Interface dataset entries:
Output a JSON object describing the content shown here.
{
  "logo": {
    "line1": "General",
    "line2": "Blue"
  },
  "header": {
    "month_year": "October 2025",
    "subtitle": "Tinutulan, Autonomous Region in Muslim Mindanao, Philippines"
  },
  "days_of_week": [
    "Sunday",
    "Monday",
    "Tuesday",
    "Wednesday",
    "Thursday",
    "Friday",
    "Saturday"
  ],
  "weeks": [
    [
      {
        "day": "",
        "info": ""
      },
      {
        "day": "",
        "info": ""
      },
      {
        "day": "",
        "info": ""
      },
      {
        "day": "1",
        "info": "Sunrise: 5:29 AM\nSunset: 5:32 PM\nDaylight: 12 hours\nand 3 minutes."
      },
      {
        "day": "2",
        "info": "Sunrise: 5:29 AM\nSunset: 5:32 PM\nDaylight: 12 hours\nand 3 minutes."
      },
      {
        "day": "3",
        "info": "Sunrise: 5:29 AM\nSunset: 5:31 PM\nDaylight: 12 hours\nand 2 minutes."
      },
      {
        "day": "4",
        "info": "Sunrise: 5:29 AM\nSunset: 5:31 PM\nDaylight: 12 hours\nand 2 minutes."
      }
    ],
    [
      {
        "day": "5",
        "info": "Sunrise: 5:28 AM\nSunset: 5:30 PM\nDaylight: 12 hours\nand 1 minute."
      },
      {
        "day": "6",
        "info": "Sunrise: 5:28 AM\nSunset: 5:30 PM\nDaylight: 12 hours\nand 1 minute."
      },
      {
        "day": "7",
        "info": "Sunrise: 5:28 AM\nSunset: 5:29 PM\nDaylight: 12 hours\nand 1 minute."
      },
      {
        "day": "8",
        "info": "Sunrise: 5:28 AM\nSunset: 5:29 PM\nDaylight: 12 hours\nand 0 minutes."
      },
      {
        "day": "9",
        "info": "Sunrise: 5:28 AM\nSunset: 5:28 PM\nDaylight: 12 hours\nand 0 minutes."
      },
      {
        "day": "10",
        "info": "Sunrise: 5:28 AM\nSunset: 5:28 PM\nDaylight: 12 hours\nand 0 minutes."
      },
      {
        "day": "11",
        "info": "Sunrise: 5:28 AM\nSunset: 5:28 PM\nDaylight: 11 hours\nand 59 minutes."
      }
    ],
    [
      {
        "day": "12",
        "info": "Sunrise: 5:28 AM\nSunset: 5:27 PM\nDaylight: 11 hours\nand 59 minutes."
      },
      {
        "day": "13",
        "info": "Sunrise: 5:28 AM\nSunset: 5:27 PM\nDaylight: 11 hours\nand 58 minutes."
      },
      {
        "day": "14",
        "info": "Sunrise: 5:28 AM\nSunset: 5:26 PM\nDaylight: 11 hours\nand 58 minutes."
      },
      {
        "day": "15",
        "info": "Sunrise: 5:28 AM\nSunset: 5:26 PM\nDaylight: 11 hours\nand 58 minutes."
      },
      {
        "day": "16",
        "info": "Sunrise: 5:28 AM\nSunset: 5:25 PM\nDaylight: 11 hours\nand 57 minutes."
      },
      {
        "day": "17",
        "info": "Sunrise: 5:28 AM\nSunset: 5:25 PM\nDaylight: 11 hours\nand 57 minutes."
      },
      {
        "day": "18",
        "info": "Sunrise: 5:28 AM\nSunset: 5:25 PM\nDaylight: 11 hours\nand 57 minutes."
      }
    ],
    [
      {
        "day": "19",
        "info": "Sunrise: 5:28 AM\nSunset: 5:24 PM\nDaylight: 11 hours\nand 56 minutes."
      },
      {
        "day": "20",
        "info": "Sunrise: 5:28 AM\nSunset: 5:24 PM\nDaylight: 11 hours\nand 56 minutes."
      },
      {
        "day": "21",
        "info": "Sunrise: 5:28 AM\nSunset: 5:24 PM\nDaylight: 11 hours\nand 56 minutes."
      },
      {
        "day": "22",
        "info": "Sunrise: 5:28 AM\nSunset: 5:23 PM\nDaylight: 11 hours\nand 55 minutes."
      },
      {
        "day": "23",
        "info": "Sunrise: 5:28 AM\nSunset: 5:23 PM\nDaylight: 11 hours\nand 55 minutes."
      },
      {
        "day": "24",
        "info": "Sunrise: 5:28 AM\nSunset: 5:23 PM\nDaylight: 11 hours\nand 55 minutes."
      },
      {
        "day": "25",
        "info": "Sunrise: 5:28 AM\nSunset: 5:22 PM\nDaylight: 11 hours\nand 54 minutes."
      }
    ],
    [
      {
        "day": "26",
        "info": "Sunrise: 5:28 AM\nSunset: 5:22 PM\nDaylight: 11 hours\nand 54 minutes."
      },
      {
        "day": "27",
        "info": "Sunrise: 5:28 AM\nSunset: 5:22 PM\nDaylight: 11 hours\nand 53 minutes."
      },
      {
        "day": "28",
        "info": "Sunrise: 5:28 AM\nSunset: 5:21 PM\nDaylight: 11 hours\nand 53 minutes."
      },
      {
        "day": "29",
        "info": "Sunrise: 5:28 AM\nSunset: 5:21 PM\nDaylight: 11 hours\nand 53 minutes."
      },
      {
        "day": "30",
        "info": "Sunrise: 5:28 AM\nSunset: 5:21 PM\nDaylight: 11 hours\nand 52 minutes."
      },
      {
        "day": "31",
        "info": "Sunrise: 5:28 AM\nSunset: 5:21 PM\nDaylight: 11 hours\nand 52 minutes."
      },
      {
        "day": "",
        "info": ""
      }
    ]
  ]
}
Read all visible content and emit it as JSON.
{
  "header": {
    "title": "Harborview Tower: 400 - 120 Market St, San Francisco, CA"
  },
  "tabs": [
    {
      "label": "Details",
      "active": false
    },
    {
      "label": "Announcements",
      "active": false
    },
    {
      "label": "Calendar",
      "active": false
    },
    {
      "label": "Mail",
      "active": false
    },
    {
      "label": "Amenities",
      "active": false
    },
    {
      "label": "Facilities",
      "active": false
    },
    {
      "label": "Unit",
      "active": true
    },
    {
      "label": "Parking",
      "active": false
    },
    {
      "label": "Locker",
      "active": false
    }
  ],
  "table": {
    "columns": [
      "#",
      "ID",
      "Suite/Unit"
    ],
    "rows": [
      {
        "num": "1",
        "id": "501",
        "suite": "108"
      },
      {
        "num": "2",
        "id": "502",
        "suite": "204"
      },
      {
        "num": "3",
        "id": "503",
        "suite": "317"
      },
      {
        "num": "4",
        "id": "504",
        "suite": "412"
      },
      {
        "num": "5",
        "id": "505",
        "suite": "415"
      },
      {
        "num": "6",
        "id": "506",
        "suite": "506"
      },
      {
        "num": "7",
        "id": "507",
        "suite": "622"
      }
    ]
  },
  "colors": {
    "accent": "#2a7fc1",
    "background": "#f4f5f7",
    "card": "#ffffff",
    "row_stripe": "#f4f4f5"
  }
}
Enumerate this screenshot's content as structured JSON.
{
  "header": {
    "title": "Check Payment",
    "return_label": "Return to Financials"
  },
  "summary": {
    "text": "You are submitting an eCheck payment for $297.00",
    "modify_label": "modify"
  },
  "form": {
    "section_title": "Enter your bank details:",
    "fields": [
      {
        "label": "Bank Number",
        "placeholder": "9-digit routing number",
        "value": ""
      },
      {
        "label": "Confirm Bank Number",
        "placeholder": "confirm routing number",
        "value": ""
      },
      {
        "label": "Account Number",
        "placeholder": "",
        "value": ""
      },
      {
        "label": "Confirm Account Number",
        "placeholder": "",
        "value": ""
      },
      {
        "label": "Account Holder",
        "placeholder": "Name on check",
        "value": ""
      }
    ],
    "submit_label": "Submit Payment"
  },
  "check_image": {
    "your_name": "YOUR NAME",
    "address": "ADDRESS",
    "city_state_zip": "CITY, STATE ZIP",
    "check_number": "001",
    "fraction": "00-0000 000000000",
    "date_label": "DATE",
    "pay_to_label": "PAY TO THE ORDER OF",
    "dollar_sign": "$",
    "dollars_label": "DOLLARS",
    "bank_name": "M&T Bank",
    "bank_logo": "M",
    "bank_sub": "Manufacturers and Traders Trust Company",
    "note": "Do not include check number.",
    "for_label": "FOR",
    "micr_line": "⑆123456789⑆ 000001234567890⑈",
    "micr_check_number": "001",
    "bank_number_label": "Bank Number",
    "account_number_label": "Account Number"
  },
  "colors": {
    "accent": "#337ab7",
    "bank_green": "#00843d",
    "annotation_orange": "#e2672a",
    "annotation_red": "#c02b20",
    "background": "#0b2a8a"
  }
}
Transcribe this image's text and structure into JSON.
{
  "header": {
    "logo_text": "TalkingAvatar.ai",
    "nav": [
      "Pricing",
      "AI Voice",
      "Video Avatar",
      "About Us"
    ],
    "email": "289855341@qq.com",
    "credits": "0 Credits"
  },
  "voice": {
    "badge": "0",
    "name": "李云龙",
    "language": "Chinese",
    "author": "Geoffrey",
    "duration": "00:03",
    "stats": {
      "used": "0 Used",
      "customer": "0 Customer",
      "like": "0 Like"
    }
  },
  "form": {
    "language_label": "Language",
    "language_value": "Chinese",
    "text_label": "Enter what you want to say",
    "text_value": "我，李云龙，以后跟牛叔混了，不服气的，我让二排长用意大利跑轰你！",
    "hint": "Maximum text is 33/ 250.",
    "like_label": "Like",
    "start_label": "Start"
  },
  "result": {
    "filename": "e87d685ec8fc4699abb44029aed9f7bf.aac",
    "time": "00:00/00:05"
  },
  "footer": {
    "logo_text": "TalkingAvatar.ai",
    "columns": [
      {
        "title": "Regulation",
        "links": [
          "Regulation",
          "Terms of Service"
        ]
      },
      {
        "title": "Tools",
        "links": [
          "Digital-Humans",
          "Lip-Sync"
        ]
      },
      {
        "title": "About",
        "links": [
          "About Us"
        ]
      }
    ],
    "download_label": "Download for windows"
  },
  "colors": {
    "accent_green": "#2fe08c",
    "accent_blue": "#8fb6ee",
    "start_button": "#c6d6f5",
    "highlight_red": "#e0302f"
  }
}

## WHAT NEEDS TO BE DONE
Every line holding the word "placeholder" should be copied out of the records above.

## ANSWER BELOW
        "placeholder": "9-digit routing number",
        "placeholder": "confirm routing number",
        "placeholder": "",
        "placeholder": "",
        "placeholder": "Name on check",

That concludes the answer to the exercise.